**Try it:**
In the entries below, find each line with the word "size" and return it.

**Data for processing:**
══════════════════════════════
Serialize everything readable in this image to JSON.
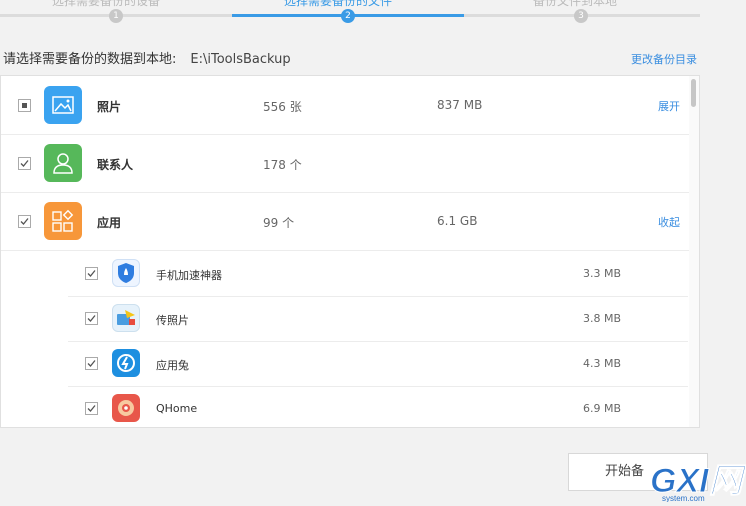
{
  "stepper": {
    "steps": [
      {
        "number": "1",
        "label": "选择需要备份的设备",
        "active": false
      },
      {
        "number": "2",
        "label": "选择需要备份的文件",
        "active": true
      },
      {
        "number": "3",
        "label": "备份文件到本地",
        "active": false
      }
    ]
  },
  "header": {
    "prompt": "请选择需要备份的数据到本地:",
    "path": "E:\\iToolsBackup",
    "change_dir_label": "更改备份目录"
  },
  "categories": [
    {
      "name": "照片",
      "count": "556 张",
      "size": "837 MB",
      "action": "展开",
      "checkbox": "partial",
      "icon": "photo-icon",
      "color": "#3aa3f0"
    },
    {
      "name": "联系人",
      "count": "178 个",
      "size": "",
      "action": "",
      "checkbox": "checked",
      "icon": "contact-icon",
      "color": "#56b85a"
    },
    {
      "name": "应用",
      "count": "99 个",
      "size": "6.1 GB",
      "action": "收起",
      "checkbox": "checked",
      "icon": "apps-icon",
      "color": "#f7973a"
    }
  ],
  "apps": [
    {
      "name": "手机加速神器",
      "size": "3.3 MB",
      "icon": "rocket-shield-icon"
    },
    {
      "name": "传照片",
      "size": "3.8 MB",
      "icon": "photo-transfer-icon"
    },
    {
      "name": "应用兔",
      "size": "4.3 MB",
      "icon": "rabbit-app-icon"
    },
    {
      "name": "QHome",
      "size": "6.9 MB",
      "icon": "qhome-icon"
    }
  ],
  "footer": {
    "start_button_label": "开始备",
    "watermark_text": "GXI网",
    "watermark_sub": "system.com"
  }
}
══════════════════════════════
**Solution to this problem:**
      "size": "837 MB",
      "size": "",
      "size": "6.1 GB",
      "size": "3.3 MB",
      "size": "3.8 MB",
      "size": "4.3 MB",
      "size": "6.9 MB",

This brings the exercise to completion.